*** Opening of Source records ***

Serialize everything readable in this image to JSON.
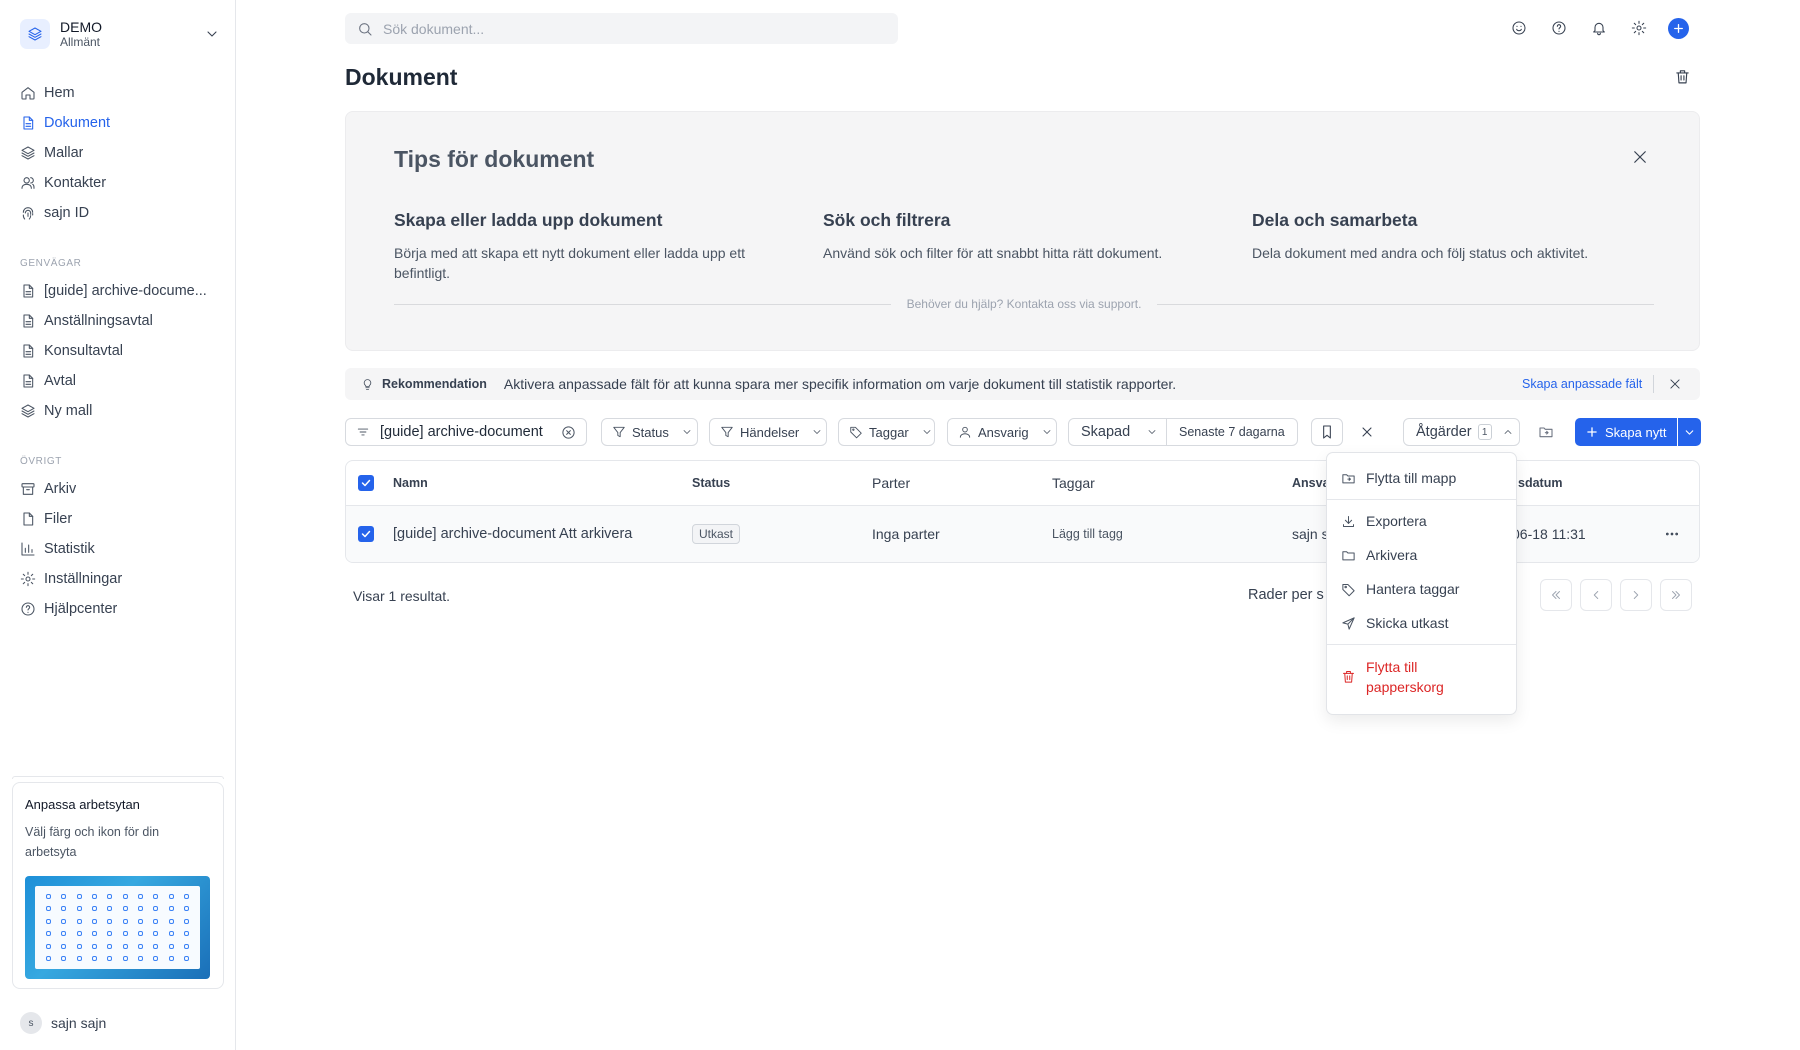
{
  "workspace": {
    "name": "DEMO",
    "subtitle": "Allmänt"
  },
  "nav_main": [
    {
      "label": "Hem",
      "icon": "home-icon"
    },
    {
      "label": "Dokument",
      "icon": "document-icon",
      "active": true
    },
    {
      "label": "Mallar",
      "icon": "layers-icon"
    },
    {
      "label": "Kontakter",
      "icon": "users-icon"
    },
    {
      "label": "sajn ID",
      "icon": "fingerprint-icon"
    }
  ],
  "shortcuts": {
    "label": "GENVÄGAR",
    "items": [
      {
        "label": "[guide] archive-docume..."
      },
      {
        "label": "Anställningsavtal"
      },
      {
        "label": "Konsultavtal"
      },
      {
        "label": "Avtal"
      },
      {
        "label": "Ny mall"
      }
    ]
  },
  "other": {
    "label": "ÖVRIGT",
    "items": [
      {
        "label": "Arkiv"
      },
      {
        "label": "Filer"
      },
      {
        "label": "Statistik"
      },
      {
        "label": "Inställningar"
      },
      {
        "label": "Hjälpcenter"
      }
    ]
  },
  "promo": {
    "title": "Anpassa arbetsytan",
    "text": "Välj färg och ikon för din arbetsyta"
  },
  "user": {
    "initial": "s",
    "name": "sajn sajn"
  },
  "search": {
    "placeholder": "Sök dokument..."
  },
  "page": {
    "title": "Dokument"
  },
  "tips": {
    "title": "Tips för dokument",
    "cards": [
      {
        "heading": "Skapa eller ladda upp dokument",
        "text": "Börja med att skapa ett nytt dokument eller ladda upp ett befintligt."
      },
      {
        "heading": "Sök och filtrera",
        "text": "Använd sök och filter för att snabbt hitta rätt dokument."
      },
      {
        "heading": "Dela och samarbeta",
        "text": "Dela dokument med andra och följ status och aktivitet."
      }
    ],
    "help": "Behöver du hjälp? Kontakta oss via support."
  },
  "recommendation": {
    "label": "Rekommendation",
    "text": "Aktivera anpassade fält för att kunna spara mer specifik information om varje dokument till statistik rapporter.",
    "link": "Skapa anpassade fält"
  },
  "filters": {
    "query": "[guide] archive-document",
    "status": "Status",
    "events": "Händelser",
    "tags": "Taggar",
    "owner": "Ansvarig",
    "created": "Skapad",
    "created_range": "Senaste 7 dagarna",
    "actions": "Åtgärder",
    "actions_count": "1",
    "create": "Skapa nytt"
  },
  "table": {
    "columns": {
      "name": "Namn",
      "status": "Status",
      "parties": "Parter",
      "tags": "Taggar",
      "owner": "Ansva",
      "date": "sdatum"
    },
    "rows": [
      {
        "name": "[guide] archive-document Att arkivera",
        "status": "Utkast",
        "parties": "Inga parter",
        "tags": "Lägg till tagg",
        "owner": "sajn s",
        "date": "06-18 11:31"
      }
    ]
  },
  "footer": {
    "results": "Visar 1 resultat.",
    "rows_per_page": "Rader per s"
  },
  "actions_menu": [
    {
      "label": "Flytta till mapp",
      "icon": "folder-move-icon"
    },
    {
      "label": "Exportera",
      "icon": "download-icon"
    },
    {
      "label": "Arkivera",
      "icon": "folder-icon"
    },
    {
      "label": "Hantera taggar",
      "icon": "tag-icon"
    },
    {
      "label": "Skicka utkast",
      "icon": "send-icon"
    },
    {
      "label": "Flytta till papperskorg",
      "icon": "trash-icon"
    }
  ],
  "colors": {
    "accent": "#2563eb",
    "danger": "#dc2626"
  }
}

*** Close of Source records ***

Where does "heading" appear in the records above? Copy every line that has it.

## Answer
        "heading": "Skapa eller ladda upp dokument",
        "heading": "Sök och filtrera",
        "heading": "Dela och samarbeta",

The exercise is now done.